This is post-rock with a shoegazey yet stargazey feeling, though also touching on prog territory for a bit. The atmosphere that it builds is the center point of focus that allows this record to work so well. It feels warm, cozy and refreshing, with a strong sense of aesthetic. With that in mind I cannot stress enough just how important sound textures are in Distant Dream’s music, and their overall sound quality and production is a step above their two previous releases. I’ll bring up that analysis cos… well it’s what I do. The music is constantly weaving in and out of intense climaxes with gaps in between. The bass sound is thick and deep yet smooth and prominent in the mix, while guitars move between gentle clean parts and smoothly distorted harmonies with earworm lead themes and tremolo picking on top. A few parts intensify just enough to be called riffs, pushing the drums in a groovier direction than the stripped-down simple norm. The drums are the one component that gives some structure to the dream, just enough so you’ll remember it when you wake up. Through the valleys drums too get a very gentle approach to the playing style with delicate caresses on the cymbals.
The album moves forward at mid to slow tempos, waving its way up and down through the 10 songs. The sixth track “I hope” and the closing “Insomnia” are just ambiental, offering some fresh breaths among… more fresh breaths. The most outstanding moment is the intense “Unknown Path”, being more dynamic than its surrounding siblings and capturing an adventurous, empowering tone. More special moments to be pointed out are the four guest guitar solos spicing up the dynamics a bit. The styles of the solos are somewhat Plini-esque, blending nicely into the soundscape and travel vibes. Stel Andre’s solo on “Left Alone” might be the most different, with a slightly bluesy tone, yet Connor Kaminsky’s friendly shredder on “Echo” is my favorite, virtuously leading into the climax of the album.
As instrumental music has no words, there can’t be an actual concept, but the whole idea of a “Point of View” in itself could be a central theme, allowing you to build your own story around the music. The two worlds colliding on the cover artwork seem to suggest the same bipolarity. So if you’re curious whether you’ll be climbing up a volcano or skiing (upside) down a snowy mountain, there’s only one way to tell for sure. Play the album, vibe the vibes and feel the feels.
Author: George Dan

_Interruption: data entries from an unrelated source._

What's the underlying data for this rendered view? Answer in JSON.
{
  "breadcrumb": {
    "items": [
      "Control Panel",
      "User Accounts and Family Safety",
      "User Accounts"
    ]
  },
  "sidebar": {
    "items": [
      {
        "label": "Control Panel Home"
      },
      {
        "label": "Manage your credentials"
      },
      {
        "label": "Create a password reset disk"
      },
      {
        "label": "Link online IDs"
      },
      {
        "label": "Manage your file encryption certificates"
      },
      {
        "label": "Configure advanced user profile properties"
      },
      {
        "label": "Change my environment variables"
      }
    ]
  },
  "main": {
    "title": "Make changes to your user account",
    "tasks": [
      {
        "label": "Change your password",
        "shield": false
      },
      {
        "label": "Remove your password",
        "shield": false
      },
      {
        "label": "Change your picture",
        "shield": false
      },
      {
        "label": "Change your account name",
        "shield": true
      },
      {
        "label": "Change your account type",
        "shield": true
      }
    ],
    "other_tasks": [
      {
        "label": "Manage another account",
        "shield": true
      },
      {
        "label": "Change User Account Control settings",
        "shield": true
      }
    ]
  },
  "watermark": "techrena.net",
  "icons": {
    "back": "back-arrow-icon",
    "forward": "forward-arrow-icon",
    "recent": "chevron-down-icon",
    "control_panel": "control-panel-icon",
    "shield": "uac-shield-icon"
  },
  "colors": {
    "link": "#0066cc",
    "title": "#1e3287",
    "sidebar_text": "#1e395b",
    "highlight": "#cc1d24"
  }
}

1. In Coma (Feat. Jake Howsam Lowe)
2. Depths Of Despair
4. Vector (Feat. Pierre Danel)
5. Left Alone (Feat. Stel Andre)
6. I Hope
7. Sense Of Calm
8. Unknown Path
9. Echo (Feat. Connor Kaminski)